Saturday, February 16, 2008

Academy Award Nominated Short Subjects - Animation

The Academy Award Nominated Short Subjects (both animated and live action) are in limited distribution around the country this week, from Magnolia Pictures. Luckily, they are screening at the Landmark Midtown Arts, here in Atlanta! As you should know, there are five nominees in each category, so it is a combined program of ten shorts. The animated portion lasts approximately 90 minutes. Forebodingly, the live action portions lasts two hours and 20 minutes. I will go into a rant about the live action "shorts" in a post to follow. But the animated nominees cover a broad spectrum of technique and style. It is as if the nominating committe found a representative from each possible technique: painting, drawing, cgi, clay, and puppets. In presentation order.

MEME LES PIGEONS VONT AU PARADIS (EVEN PIGEONS GO TO HEAVEN) (dir. Samuel Tourneux, France, 9 minutes, 2007, French with English Subtitles) Created in CGI, it is a witty little fable about religion, faith, life and death. I know, it sounds all so HEAVY, but the silly plot about a priest trying to sell an old man a machine that he promises will transport him to heaven, was in the end, a nice evil chuckler! Visually, the paradise sequence is glorious to look at! However, my only reservation is that technically, there are no apparent innovations for a CGI created short. Not to say that is a requirement, but I've come to expect it. The short is apparently and deservedly in the competition due to its irreverent screenplay.

MY LOVE (MOYA LYUBOV) (dir. Alexander Petrov, Russia, 27 minutes, 2007, Russian with English subtitles) Alexander Petrov, Oscar winner for The Old Man and the Sea (2000), continues his technique of painting on glass to beautifully tell the short story by Ivan Shmelev. Set in nineteenth-century Russia, it follows the romantic yearnings of a teenage boy between two women. As I said, the impressionistic paintings are gorgeously animated, the language is lyrical to listen to, the pacing is deliberate and since it extends past my "25 minute short subject threshold", I fell asleep. I'm sort of ashamed of that, considering the enormous effort (five years!) that Petrov and his crew put into a half hour of animating via painting! But it was just so... quiet!

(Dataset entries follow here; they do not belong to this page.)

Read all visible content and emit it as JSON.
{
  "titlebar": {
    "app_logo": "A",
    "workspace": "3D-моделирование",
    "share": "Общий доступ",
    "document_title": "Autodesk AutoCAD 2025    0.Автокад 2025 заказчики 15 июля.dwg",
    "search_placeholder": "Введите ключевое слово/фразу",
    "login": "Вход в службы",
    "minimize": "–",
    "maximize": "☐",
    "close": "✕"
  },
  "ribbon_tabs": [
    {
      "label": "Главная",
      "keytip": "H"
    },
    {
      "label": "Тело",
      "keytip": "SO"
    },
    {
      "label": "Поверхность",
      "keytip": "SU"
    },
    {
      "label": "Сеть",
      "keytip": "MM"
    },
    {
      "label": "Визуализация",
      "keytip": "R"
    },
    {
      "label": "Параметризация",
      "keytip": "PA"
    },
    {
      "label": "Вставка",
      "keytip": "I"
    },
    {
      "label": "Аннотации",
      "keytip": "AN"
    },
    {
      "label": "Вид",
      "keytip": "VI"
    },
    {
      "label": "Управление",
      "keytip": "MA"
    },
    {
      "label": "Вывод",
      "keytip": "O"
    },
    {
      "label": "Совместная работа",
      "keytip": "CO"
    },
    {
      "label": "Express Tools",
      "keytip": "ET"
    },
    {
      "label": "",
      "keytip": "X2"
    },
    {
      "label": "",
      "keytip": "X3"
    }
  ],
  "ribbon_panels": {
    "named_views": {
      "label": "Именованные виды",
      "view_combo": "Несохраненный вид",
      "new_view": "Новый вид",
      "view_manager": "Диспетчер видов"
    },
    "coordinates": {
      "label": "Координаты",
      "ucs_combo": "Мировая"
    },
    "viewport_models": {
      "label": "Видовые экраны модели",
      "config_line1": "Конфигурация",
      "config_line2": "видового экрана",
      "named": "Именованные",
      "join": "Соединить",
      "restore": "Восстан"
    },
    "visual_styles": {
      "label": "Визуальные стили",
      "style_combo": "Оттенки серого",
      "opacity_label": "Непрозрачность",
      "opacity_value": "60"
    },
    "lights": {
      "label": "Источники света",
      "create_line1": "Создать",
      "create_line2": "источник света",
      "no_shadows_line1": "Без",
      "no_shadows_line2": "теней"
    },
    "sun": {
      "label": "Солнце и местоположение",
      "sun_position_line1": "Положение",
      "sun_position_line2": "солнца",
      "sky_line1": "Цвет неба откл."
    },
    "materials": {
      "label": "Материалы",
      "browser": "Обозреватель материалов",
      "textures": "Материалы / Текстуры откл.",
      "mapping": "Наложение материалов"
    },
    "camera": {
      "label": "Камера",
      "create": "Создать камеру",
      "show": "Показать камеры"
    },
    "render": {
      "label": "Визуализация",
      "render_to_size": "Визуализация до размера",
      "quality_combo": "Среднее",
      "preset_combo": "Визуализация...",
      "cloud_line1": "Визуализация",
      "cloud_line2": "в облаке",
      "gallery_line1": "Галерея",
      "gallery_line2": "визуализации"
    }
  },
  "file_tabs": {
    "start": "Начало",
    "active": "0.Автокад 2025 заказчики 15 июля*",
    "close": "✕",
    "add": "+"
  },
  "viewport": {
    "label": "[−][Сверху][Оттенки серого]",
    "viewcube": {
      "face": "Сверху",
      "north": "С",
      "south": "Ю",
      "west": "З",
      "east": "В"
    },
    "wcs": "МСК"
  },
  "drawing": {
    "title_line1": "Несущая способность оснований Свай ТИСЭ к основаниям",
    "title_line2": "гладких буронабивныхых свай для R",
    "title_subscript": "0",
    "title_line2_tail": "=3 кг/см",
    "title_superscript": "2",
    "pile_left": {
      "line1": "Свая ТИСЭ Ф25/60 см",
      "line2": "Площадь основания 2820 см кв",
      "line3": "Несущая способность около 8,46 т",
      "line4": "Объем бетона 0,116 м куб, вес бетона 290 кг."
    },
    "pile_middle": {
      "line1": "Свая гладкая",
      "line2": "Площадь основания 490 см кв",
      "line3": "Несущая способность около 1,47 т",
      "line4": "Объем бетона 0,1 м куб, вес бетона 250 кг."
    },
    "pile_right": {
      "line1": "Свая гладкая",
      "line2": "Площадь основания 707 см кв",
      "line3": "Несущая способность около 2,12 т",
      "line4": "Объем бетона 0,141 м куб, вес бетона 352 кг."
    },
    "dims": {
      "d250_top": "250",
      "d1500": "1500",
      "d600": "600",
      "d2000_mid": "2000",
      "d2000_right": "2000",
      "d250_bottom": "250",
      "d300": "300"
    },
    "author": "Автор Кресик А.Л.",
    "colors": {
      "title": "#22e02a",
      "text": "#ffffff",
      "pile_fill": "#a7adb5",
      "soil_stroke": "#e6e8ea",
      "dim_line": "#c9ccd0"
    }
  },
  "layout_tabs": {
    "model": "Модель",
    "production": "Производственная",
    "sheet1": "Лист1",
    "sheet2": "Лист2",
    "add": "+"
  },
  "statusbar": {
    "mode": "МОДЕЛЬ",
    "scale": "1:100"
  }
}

MADAME TUTLI-PUTLI (dirs. Chris Lavis and Maciek Szczerbowski, Canada, 17 minutes, 2007, Silent) In the spirit of full disclosure, I LOVE and am not very impartial towards the National Film Board of Canada! This gorgeously produced and technically wild blend of claymation and CGI continues to support the NFB's place as an international leader in animation. Now, I will admit that sometimes they will lose track of their screenplays in deference to their experimental artistic vision. And that sort of happens here. A brilliantly rendered train is the setting for a series of nightmares (or are they?) that frighten a timid and beautifully designed woman. My hesitation on this short is that there really isn't any point to the series of events that befall her. However, it is gorgeous to look at and stunningly edited.

I MET THE WALRUS (dir. Josh Raskin, Canada, 5 minutes, 2007, English) This mind blowing stream of consciousness,2D animation of fourteen-year-old Jerry Levitan's 1969 interview with John Lennon (captured on his reel-to-reel tape recorder) is rumored to be the front runner for the Oscar. Director Josh Raskin combines the pen illustrations of James Braithwaite (whose sequences are of the inteviewer) and Alex Kurina, computer illustrator, who breathlessly animates Lennon's answers. There are no real transitions between the two, however Raskin does maintain a palette and transfer quality for some visual continuity. One can argue about the significance of Lennon's profundities, however as visually presented here, they are mind blowing! The short is not necessarily technically groundbreaking, but it is artistically awesome!

PETER & THE WOLF (dir. Suzie Templeton, UK and Poland, 27 minutes, 2007) Suzie Templeton uses puppet animation to dramatize Prokofiev's classic musical piece. Templeton does give her film a definite visual style, though there are no technical innovations. What remarkable qualities there are in her film are the characterizations of the animals, particularly the Duck, Bird and Cat. She softened the story up a bit as far as the hunters' violence is concerned, though the Wolf's gulping down of the Duck is surprisingly graphic. Oh, and cat hater's everywhere will LOVE her for this film!

Maxxxxx says
re MY LOVE (MOYA LYUBOV): "Is it bedtime?"
re MADAME TUTLI-PUTLI: "Belle! Belle!"
re I MET THE WALRUS: "What!"
re PETER AND THE WOLF: evil cackle


Brett W. Thompson said...

Wow! Thanks for posting stuff like this, you're a great writer! :)

Xanna Don't said...

I know we talked about these shorts at ATL-FF this year, but again my absolute favorite was Madame Tutli Putli. As for the story not going anywhere, I think what they presented could be a great intro to a feature length film. I hope they make one out of it, because it's some of coolest stuff I've ever seen. Loved it!